**EXERCISE DESCRIPTION:** Go through the records and filter out every line lacking the word "SirUTI"; copy the lines that remain.
[RECORDS PROVIDED Boundary: Start]
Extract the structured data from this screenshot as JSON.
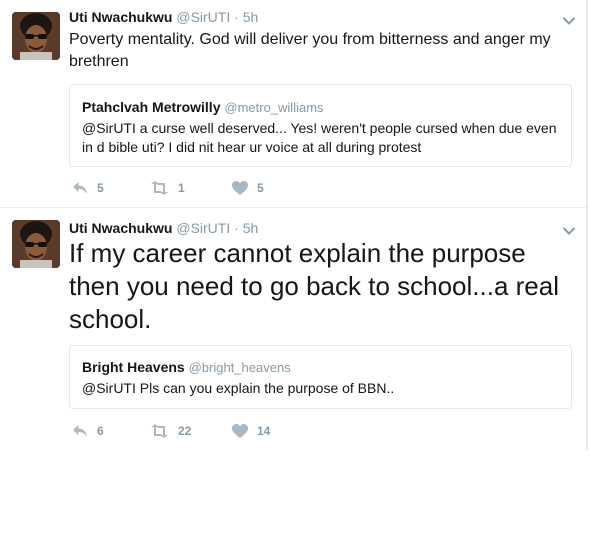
{
  "tweets": [
    {
      "author_name": "Uti Nwachukwu",
      "author_handle": "@SirUTI",
      "separator": "·",
      "time": "5h",
      "text": "Poverty mentality. God will deliver you from bitterness and anger my brethren",
      "quote": {
        "author_name": "Ptahclvah Metrowilly",
        "author_handle": "@metro_williams",
        "text": "@SirUTI a curse well deserved... Yes!  weren't people cursed when due even in d bible uti? I did nit hear ur voice at all during protest"
      },
      "replies": "5",
      "retweets": "1",
      "likes": "5"
    },
    {
      "author_name": "Uti Nwachukwu",
      "author_handle": "@SirUTI",
      "separator": "·",
      "time": "5h",
      "text": "If my career cannot explain the purpose then you need to go back to school...a real school.",
      "quote": {
        "author_name": "Bright Heavens",
        "author_handle": "@bright_heavens",
        "text": "@SirUTI Pls can you explain the purpose of BBN.."
      },
      "replies": "6",
      "retweets": "22",
      "likes": "14"
    }
  ],
  "icons": {
    "reply": "reply-icon",
    "retweet": "retweet-icon",
    "like": "heart-icon",
    "menu": "chevron-down-icon"
  },
  "colors": {
    "text": "#14171a",
    "muted": "#8899a6",
    "action_icon": "#aab8c2",
    "border": "#e1e8ed"
  }
}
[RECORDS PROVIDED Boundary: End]
**EXERCISE ANSWER:**
      "author_handle": "@SirUTI",
        "text": "@SirUTI a curse well deserved... Yes!  weren't people cursed when due even in d bible uti? I did nit hear ur voice at all during protest"
      "author_handle": "@SirUTI",
        "text": "@SirUTI Pls can you explain the purpose of BBN.."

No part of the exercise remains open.